Good reporting voluntarily highlights the gaps in the author’s understanding and the record, bad reporting does so accidentally. How much else is falling into the gaps here?

#3 Comment By PR Doucette On December 6, 2017 @ 1:37 pm

Saleh was always pro Saudi as a result of the Saudi’s prior support of North Yemen against the USSR supported South Yemen but he was also a strong nationalist who while willing to accept arms and money from the Saudis and others did not accept that the Saudis or anyone else had the right to directly insert themselves into the internal affairs of Yemen. Saleh’s prior moves against the Houthis was not just tribal it was because the Houthis were being supported by the Iranians and other countries who Saleh clearly saw as attempting to insert themselves into the internal affairs of Yemen. Similarly Salah’s decision to work with the Houthis against the Saudis was because of the Saudi support and agreement with Al Qaeda to allow Al Qaeda to have control of key parts of Yemen around the port of Aden. For a nationalist like Saleh, Al Qaeda was nothing but a foreign mercenary force paid for by the Saudis to meddle in the internal affairs of Yemen.

Why Saleh abandoned the Houthis is likely due to Saleh’s perceptions as to how the war was going and a Saudi inducement that they would return Saleh to power.
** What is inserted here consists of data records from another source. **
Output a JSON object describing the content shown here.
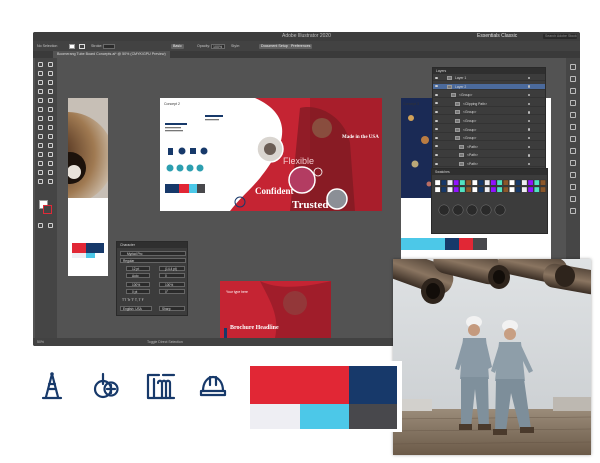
{
  "window": {
    "title": "Adobe Illustrator 2020",
    "workspace": "Essentials Classic",
    "search_placeholder": "Search Adobe Stock",
    "doc_tab": "Boomerang Tube Board Concepts.ai* @ 50% (CMYK/GPU Preview)",
    "zoom": "50%",
    "status_tool": "Toggle Direct Selection"
  },
  "control_bar": {
    "no_selection": "No Selection",
    "stroke": "Stroke:",
    "stroke_weight": "",
    "style_label": "Basic",
    "opacity": "Opacity:",
    "opacity_value": "100%",
    "style": "Style:",
    "doc_setup": "Document Setup",
    "preferences": "Preferences"
  },
  "artboards": {
    "concept2_label": "Concept 2",
    "concept3_label": "Concept 3",
    "made_in_usa": "Made in the USA",
    "flexible": "Flexible",
    "confident": "Confident",
    "trusted": "Trusted",
    "headline_small": "Your type here",
    "brochure_headline": "Brochure Headline"
  },
  "layers_panel": {
    "title": "Layers",
    "rows": [
      "Layer 1",
      "Layer 2",
      "<Group>",
      "<Clipping Path>",
      "<Group>",
      "<Group>",
      "<Group>",
      "<Group>",
      "<Path>",
      "<Path>",
      "<Path>",
      "<Path>"
    ]
  },
  "swatches_panel": {
    "title": "Swatches"
  },
  "character_panel": {
    "title": "Character",
    "search": "Myriad Pro",
    "style": "Regular",
    "size": "12 pt",
    "leading": "(14.4 pt)",
    "kerning": "Auto",
    "tracking": "0",
    "vscale": "100%",
    "hscale": "100%",
    "baseline": "0 pt",
    "rotation": "0°",
    "language": "English: USA",
    "aa": "Sharp"
  },
  "colors": {
    "red": "#E12735",
    "navy": "#17396A",
    "light_gray": "#EEEEF3",
    "cyan": "#4CC8E8",
    "dark_gray": "#48484C",
    "ui_gray": "#535353"
  },
  "icons": [
    "oil-derrick-icon",
    "drill-gear-icon",
    "pipe-rack-icon",
    "hard-hat-icon"
  ]
}
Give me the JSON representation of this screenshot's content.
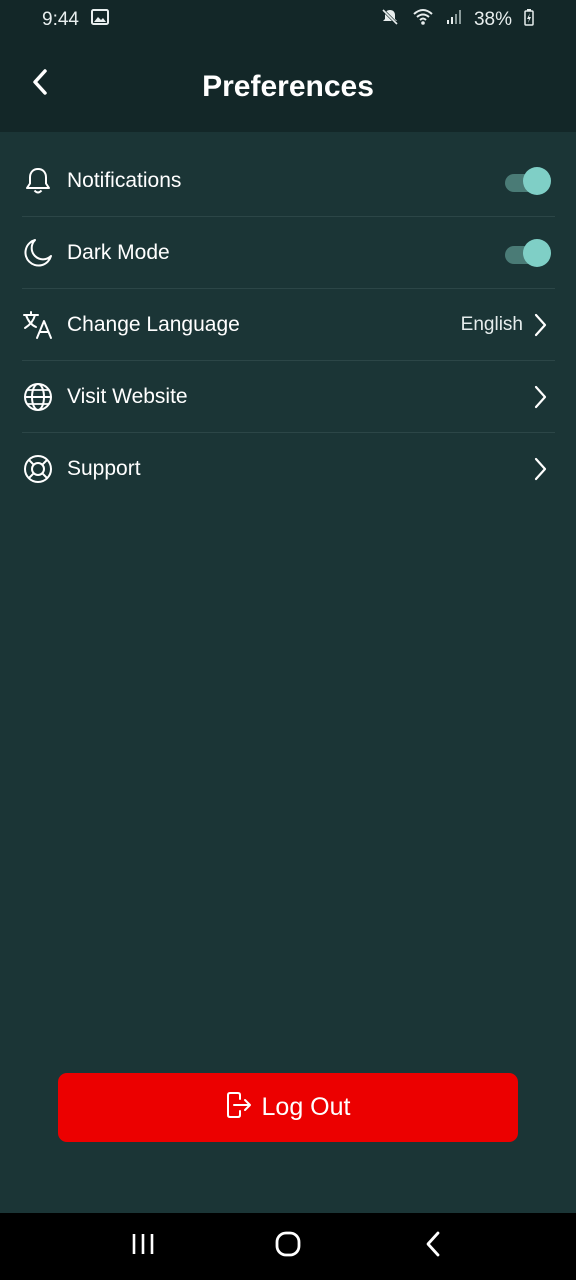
{
  "status_bar": {
    "time": "9:44",
    "battery": "38%",
    "icons": [
      "image-notification-icon",
      "mute-icon",
      "wifi-icon",
      "signal-icon",
      "battery-charging-icon"
    ]
  },
  "header": {
    "title": "Preferences",
    "back_icon": "chevron-left-icon"
  },
  "settings": [
    {
      "label": "Notifications",
      "icon": "bell-icon",
      "control": "toggle",
      "enabled": true
    },
    {
      "label": "Dark Mode",
      "icon": "moon-icon",
      "control": "toggle",
      "enabled": true
    },
    {
      "label": "Change Language",
      "icon": "translate-icon",
      "control": "link",
      "value": "English"
    },
    {
      "label": "Visit Website",
      "icon": "globe-icon",
      "control": "link"
    },
    {
      "label": "Support",
      "icon": "lifebuoy-icon",
      "control": "link"
    }
  ],
  "logout": {
    "label": "Log Out",
    "icon": "logout-icon"
  },
  "nav_bar": {
    "buttons": [
      "recent-apps-icon",
      "home-icon",
      "back-icon"
    ]
  },
  "colors": {
    "background": "#1b3536",
    "header": "#132728",
    "toggle_thumb": "#7fcfc6",
    "toggle_track": "#4a7b76",
    "logout": "#ec0000"
  }
}
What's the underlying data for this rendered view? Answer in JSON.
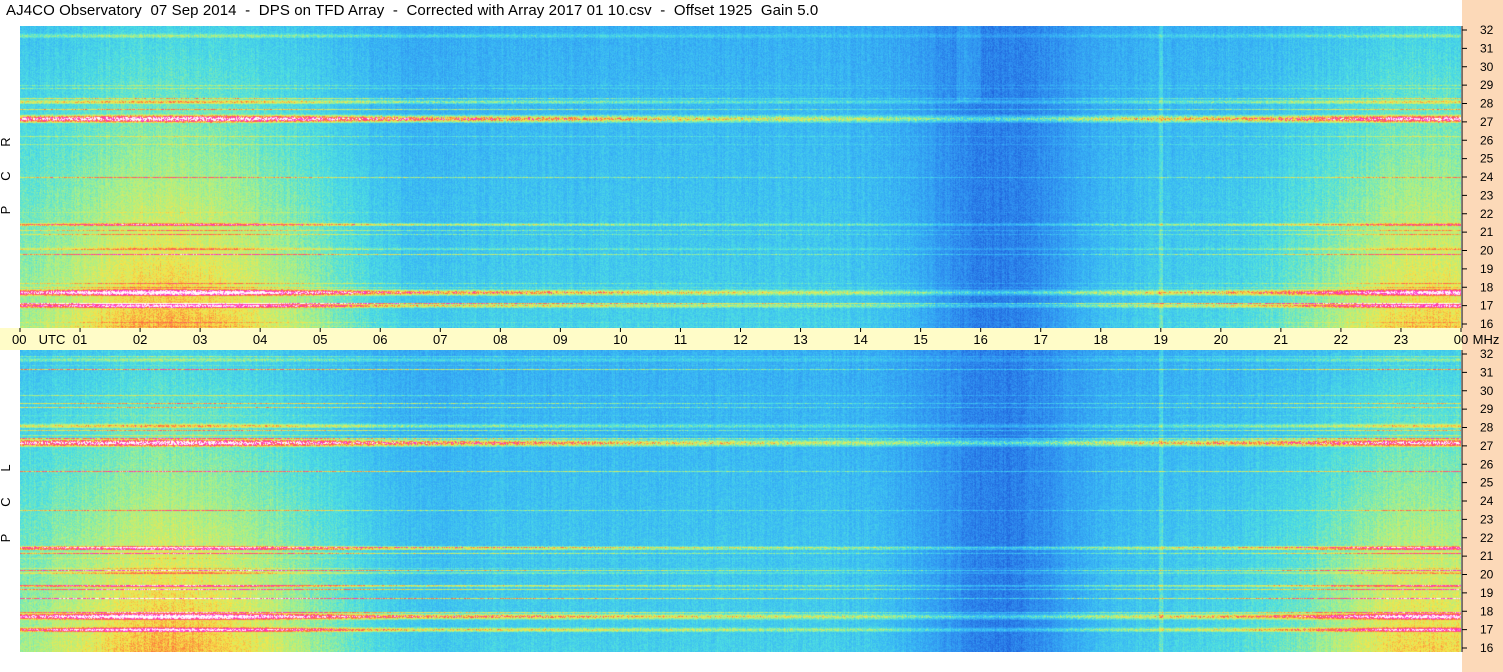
{
  "title": "AJ4CO Observatory  07 Sep 2014  -  DPS on TFD Array  -  Corrected with Array 2017 01 10.csv  -  Offset 1925  Gain 5.0",
  "colors": {
    "background": "#ffffff",
    "utc_bar": "#fffcc8",
    "freq_strip": "#fcd9b8",
    "spectrogram_base": "#1e5bd8"
  },
  "chart_data": {
    "type": "heatmap",
    "time_axis": {
      "unit_label": "UTC",
      "ticks": [
        "00",
        "01",
        "02",
        "03",
        "04",
        "05",
        "06",
        "07",
        "08",
        "09",
        "10",
        "11",
        "12",
        "13",
        "14",
        "15",
        "16",
        "17",
        "18",
        "19",
        "20",
        "21",
        "22",
        "23",
        "00"
      ],
      "range_hours": [
        0,
        24
      ]
    },
    "freq_axis": {
      "unit_label": "MHz",
      "ticks": [
        "32",
        "31",
        "30",
        "29",
        "28",
        "27",
        "26",
        "25",
        "24",
        "23",
        "22",
        "21",
        "20",
        "19",
        "18",
        "17",
        "16"
      ],
      "range_mhz": [
        16,
        32
      ]
    },
    "panels": [
      {
        "name": "RCP",
        "letters": [
          "R",
          "C",
          "P"
        ]
      },
      {
        "name": "LCP",
        "letters": [
          "L",
          "C",
          "P"
        ]
      }
    ],
    "colormap": [
      "#00188a",
      "#0030c0",
      "#1e5bd8",
      "#2f8ff0",
      "#39b8f5",
      "#4fe0e0",
      "#a8f08a",
      "#f5e64a",
      "#ff6a3a",
      "#ff2ad0",
      "#ffffff"
    ]
  }
}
It is interesting that Saleh made his announcement before making sure he was in the relative security of his own tribal homelands as it raises the question as to whether the Saudis had promised him air support/protection on Saleh’s trip from Sana’a but then purposely failed to provide such support knowing the Houthis would seek revenge and kill him, which would effectively eliminate the Saudis from having to deal with Saleh and give the Saudis a freer hand to try and totally defeat the Houthis and install a Saudi chosen puppet to rule Yemen with armed support by Al Qaeda.

The suffering being endured by the people of Yemen is a tragedy but the politics of this war are fascinating. The US supports Saudi who supports Al Qaeda units in Yemen, a group that the US considers terrorists and once gave money to Saleh to fight and push out of Yemen. Given that the US relies on the good will of the Saudis, the UAE, Bahrain and Qatar to maintain military bases in these countries perhaps it is not surprising saying which country in the region supports terrorism is often a matter of political expediency more than reality.

#4 Comment By a spencer On December 6, 2017 @ 10:32 pm

The most powerful woman I met in Yemen was Slovenian (Yemeni women tend not to speak to men they don’t know; wise counsel if you’ve been following the news) who secured me a visa. Upon arrival I paid her in cash and within half an hour she was showing me how the locals select qat. This was important information.

The most powerful man I met was the commander of a military escort into the Hadramawt, replete with a pivot-mounted 50-caliber in the back of a Toyota. He was a hard-ass, but actually a nice guy. He was chewing a mouthful of qat.

#5 Comment By Baldur Dasche On December 8, 2017 @ 7:14 am

Saleh’s death had to involve one of the strangest ambushes on record. His SUV, it would appear, was struck by three shots through the windshield and Saleh himself was killed with a single shot that definitely exited on the upper left side of his head. the entry wound was carefully obscured in photos. Saleh had a much more tranquil and photogenic exit that some other evil dicatators.

Considering that he was fleeing his residence, which was under attack and reportedly in a convoy with included ‘heavily-armed vehicles and supporting air cover’, it is interesting that there was not more evidence of a fight, or his convoy, which apparently fled leaving him to the Houthi. Is it possible that they may have left him, dead, as well?

His nephew – commanding his military units was also killed. Saleh was a liability to his Arab-friendly successor in Dubai.